Every hours, when he rings his bell, and the hourglass turns it launches the apostles forty second journey outside into the elements, before the windows close and the rooster crows and flaps its wings (generally to the sound of applause from the gathered throng down below).

Wednesday, 8 February 2017

Prague Landmarks #5 - The Hanging Man

I've mentioned in other posts in this blog that when you're in Prague, you really need to look all around you to be able to really appreciate the city, especially some of its quirkier features. And all around includes looking upwards in places where you'd least think about looking upwards!

One of these places is the intersection of Husova and Skořepka in Stare Mesto. As you approach the intersection it's easy to keep your eyes focused in front of you as a number of small backstreets converge, and there are a couple of interesting little shops and restaurants which can easily distract you. But if you pause for a moment and look skywards you'll see the somewhat disturbing sight of a man hanging from a beam above the street.

Man Hanging Out (Husova, Prague 1)

The 'Man Hanging Out' (to give it its the correct name) is another of David Cernvy's weird and whacky pieces - you may remember his name as the designer of the babies on the TV Tower. This one is a 7ft tall bronze coloured fibreglass sculpture depicting Sigmund Freud. It was created in 1996 and has been exhibited in London, Berlin, Rotterdam, Chicago, and Grand Rapids, Michigan.

The renowned psychoanalyst was born in Frieburg, now part of the Czech Republic, and suffered from a number of phobias, including the fear of his own death (who doesn't?!). This depiction has Freud hanging by his had and debating whether or not to let go - a constant struggle between life and death.

It is just a sculpture, but is often mistaken as a suicide attempt and has resulted in more than one call to the fire and police services!

Most people are too busy to even notice it's there!

Saturday, 4 February 2017

Prague Moments #2 - Náplavka

This morning marked the start of the Farmer's Market 2017 season on Náplavka. My Saturday morning in Prague followed a fairly consistent routine, starting with a 2 mile jog, then sorting out my laundry and doing a general tidy up of the Pent-Palace, before heading off to Náplavka along the embankment.

Náplavka and Smíchov from the railway bridge
There is always a buzz around the market and it's location is fantastic, right down by the river, in the shadow of Vyserhrad and the railway bridge across the Vltava. If you want the freshest vegetables and meat, this is the best place to go in my opinion, and stuff is generally much better value than you can get in the supermarkets.

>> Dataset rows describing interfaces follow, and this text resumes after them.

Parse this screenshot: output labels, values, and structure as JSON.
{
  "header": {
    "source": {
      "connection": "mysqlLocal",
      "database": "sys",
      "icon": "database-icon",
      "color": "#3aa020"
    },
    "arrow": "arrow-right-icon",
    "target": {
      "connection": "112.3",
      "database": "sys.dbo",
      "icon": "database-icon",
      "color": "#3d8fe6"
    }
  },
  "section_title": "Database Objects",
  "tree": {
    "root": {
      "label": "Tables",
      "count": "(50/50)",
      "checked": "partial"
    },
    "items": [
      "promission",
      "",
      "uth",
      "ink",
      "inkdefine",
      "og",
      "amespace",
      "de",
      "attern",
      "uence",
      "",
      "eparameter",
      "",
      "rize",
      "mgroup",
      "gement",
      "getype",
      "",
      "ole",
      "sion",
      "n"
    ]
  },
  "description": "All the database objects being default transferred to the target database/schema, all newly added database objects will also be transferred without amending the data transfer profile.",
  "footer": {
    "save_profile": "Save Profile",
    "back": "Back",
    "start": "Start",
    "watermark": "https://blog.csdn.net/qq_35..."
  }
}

Don't expect to pay much lower prices, but the produce is of higher quality and tends to have a longer shelf life. Look out for the fish stall if you like seafood - I've never been disappointed with their wares. Best of all are the seasonal fruits and vegetables - especially around the middle of May, when the city goes mad for asparagus.

The eggs from the market are bigger and browner than any you'll get in the supermarket and it's a great place to get herbs, specialist flavoured oils, cheeses and lovely sticky cakes.

It isn't just about produce to take home for the kitchen. There are plenty of stalls selling hot and cold snacks and drinks, and it doesn't feel at all strange having a beer at ten in the morning after a productive morning shopping.

Náplavka also hosts other events, including a beer festival, and even when there's nothing on, there are a number of riverside bars and barge bars where you can enjoy the summer sun, chill out and watch the world pass by. And it's equally a fine place for an evening stroll!


Quite often there are additional events, particularly food festivals, taking place on the opposite bank of the river at Smíchov. As you walk over the railway bridge you can feel the excitement as the sounds and smells of the food stalls start to crowd your senses.

Memorable moments last year were the chilli festival, the burger festival and the Cider festival. These are multi-cultural affairs, with stands from all over the world including places like Peru, Indonesia and various African nations...

...I'm starting to drool at the thought!